Friday 28th Oct 2016 - Logistics Manager

Surcharge for Far East imports sparks row

Imports from the Far East are going to be surcharged because of congestion at UK ports. The Far Eastern Freight Conference is imposing the surcharge of £68.64 ($145) per teu, sparking an angry reaction from shipper’s groups.

The FEFC, which represents 16 major shipping lines, reckons cargo carried by its members into the UK for the first eight months of 2007 has increased by almost 15 per cent over the same period in 2006, and has averaged 485 teus per day for the year to date.

The conference said: “Together with substantial growth seen in other trades, this level of increase has created congestion not only at the major UK terminals, but has also caused congestion of the inland transport and delivery systems. On occasions, lines have found it necessary to by-pass UK ports and feed cargo to the United Kingdom, and in some cases divert their vessels to non-scheduled ports and equalise the costs from these ports. This has created even more congestion for an infrastructure that is already overloaded. The infrastructure congestion has also made it very difficult to repatriate much needed empty containers to Asia.

“In meeting these, and other operational problems, FEFC members have incurred substantial extra costs in supplying their liner services to customers. The study undertaken by the Lines has identified major cost increases in vessel operations, transhipment of cargo and port equalisation.

“The aggregated increased costs identified by the study amount to an extra cost of USD 145.00 per teu and to recover this amount the FEFC will announce a UK congestion charge of $145 per teu applicable to the westbound trade for all containers discharged on or after 1 December 2007. The costs will be reviewed after 60 days and adjusted as necessary,” it said.

While congestion in the UK is the most immediate problem faced by the lines, they are also worried by the possibility of increased congestion in both Northern Europe and the Mediterranean.
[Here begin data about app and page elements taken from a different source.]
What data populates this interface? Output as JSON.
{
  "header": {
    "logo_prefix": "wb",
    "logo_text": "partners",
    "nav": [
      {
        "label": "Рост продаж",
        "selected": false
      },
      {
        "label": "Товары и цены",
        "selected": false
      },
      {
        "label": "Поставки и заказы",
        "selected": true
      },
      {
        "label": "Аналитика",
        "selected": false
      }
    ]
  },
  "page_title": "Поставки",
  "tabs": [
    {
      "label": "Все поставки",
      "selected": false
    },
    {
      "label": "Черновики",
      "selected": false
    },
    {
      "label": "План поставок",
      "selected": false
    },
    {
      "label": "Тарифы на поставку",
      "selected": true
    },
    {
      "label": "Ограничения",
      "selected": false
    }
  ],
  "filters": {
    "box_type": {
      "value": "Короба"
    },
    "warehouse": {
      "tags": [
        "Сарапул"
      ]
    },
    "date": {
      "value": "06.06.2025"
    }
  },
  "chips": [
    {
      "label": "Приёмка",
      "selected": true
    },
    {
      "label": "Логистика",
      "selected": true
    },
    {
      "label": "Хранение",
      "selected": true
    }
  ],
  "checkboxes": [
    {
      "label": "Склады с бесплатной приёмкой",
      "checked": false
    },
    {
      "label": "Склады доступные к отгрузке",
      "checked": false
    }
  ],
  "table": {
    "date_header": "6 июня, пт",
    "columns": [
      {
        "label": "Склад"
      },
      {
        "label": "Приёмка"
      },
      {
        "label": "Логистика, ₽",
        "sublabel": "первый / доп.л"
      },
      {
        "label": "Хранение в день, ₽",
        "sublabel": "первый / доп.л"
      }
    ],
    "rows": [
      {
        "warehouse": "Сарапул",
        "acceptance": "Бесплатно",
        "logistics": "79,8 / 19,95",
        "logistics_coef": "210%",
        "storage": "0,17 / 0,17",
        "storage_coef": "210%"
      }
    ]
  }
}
They expect this to become worse as continued high growth rates expected in 2008 and 2009 will add ever increasing volumes of containers to the already overloaded infrastructure throughout Europe.

The Freight Transport Association’s British Shippers’ Council has condemned the increase pointing out that it comes on top of recent rate hikes for goods going from Europe to the Far East.

Christopher Snelling, the FTA’s head of global supply chain policy, said: “There are huge problems with congestion at Britain’s ports, but introducing a charge does nothing to address this. This is a very outdated and inappropriate response by the conference to a complex problem.”

Snelling pointed out that one of the causes of congestion at the ports is lines missing their berth slots for delivery, so to some extent the lines are surcharging customers for their own failings.

And h argued that BSC members believed these rates were above proper market levels, and merely a response by the conference to its impending abolition under EU competition law in eleven months. The rates are unsustainable as they do not reflect genuine supply and demand pressures.

BSC members had reported lines being willing to undercut FEFC rates by 25 per cent, showing that their levels are artificially high.

“Hopefully this will be seen across industry and the FEFC rates will fail to gain credibility. Concern remains that smaller shippers may not be in such a good position to bargain.”